The scans in nuclear power plants themselves are planned for weeks in advance, allowing them to be performed only once and in the shortest time possible. For especially sensitive areas eSite works with plant personnel who have the appropriate knowledge, access and training to go in and do the capture even themselves.
The unique form factor of the NavVis VLX allows for hands-free operation, which can enable personnel to perform other tasks or measurements alongside the scans, and avoids contact with any surfaces while the scan is taking place. Rolling cart-driven scanning systems were prone to picking up nuclear contamination from the floors of the plant, and would sometimes require special decontamination or even disposal after the project was done. Walking through the same room with the VLX on a workers’ shoulder minimizes the amount of contamination that accumulates on the equipment – this saves time and reduces decontamination costs.
The procedures followed in working in nuclear facilities have evolved over time, each time striving to define what is “reasonably achievable” – minimizing time and maximizing safety. With the bar being raised by these procedures, the repercussions may resonate throughout the nuclear industry, says Olkkonen.
“There’s an interesting twist: now that it is reasonably possible to do reality capture in nuclear power plants – the industry should do it. The bar for ‘reasonable’ has gone down, which means the safety has gone up.”

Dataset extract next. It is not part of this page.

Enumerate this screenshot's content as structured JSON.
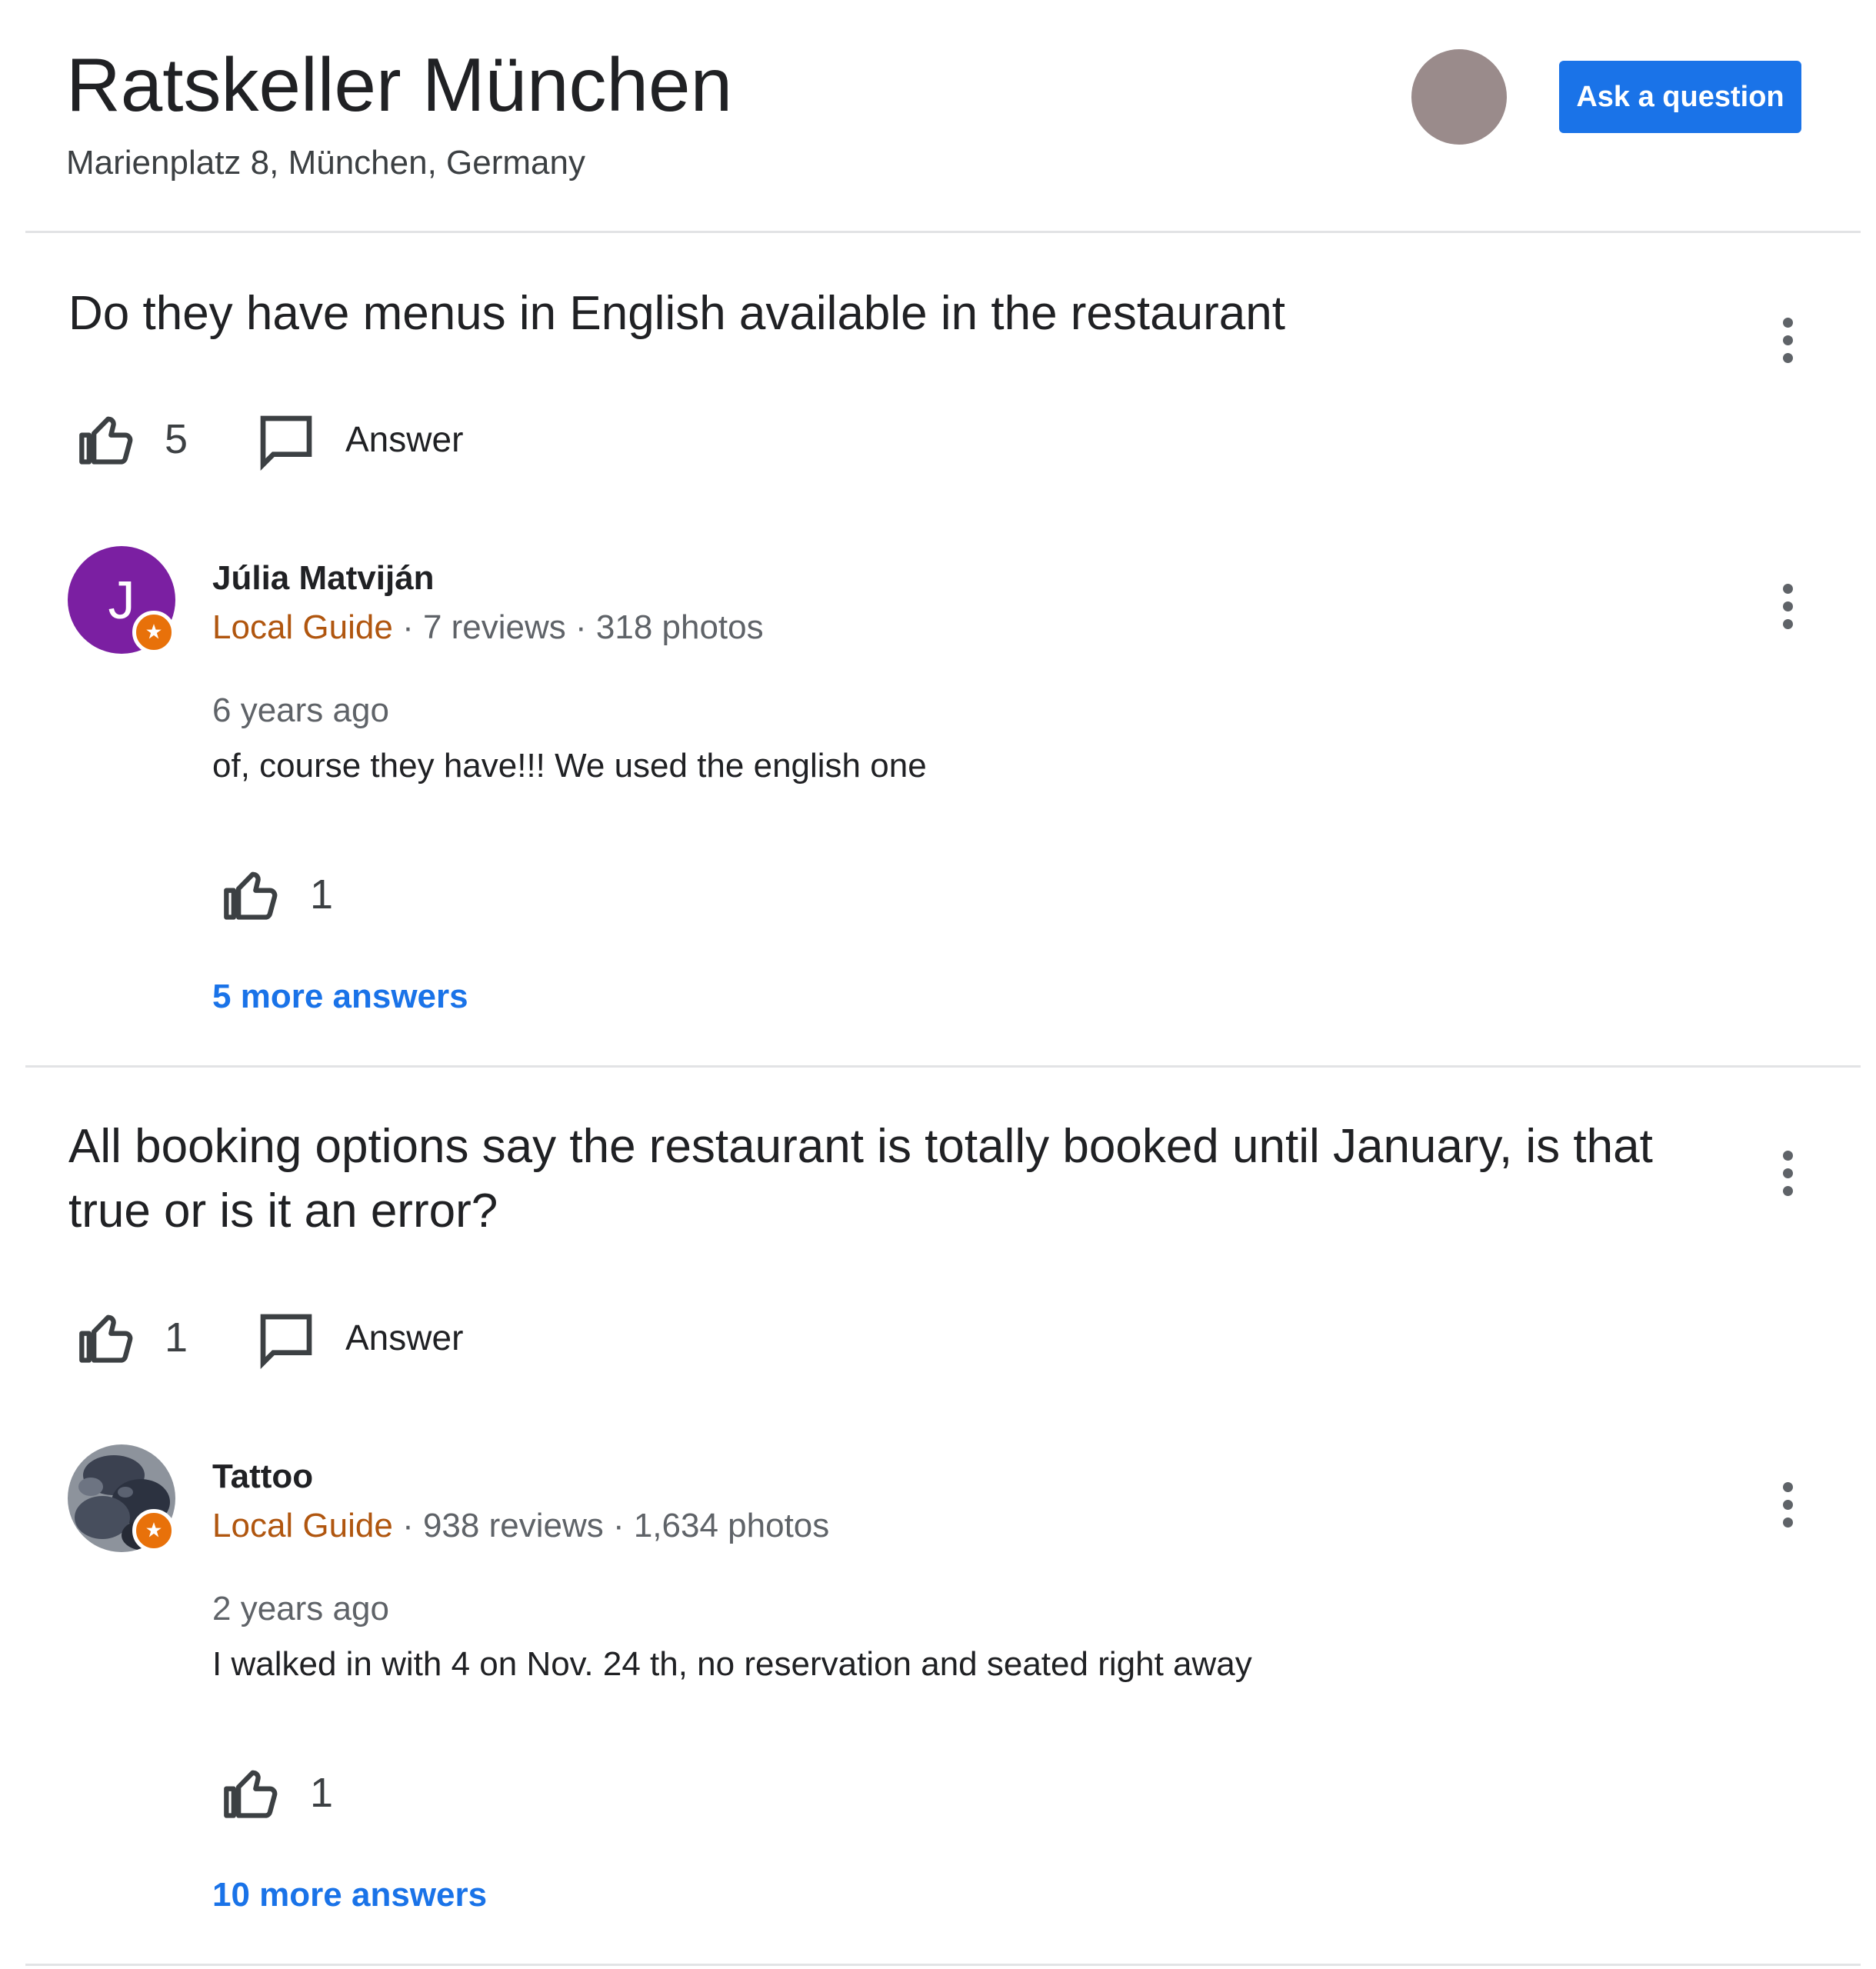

Beyond the nuclear industry, the same techniques and workflows can be readily applied to other safety critical and heavy industry – including oil and gas and other power generation plants. Anywhere that could benefit from limiting the access of people to hazardous areas or having a virtual model to practice work procedures, plant owners can drive costs down across the board while maintaining and even improving safety.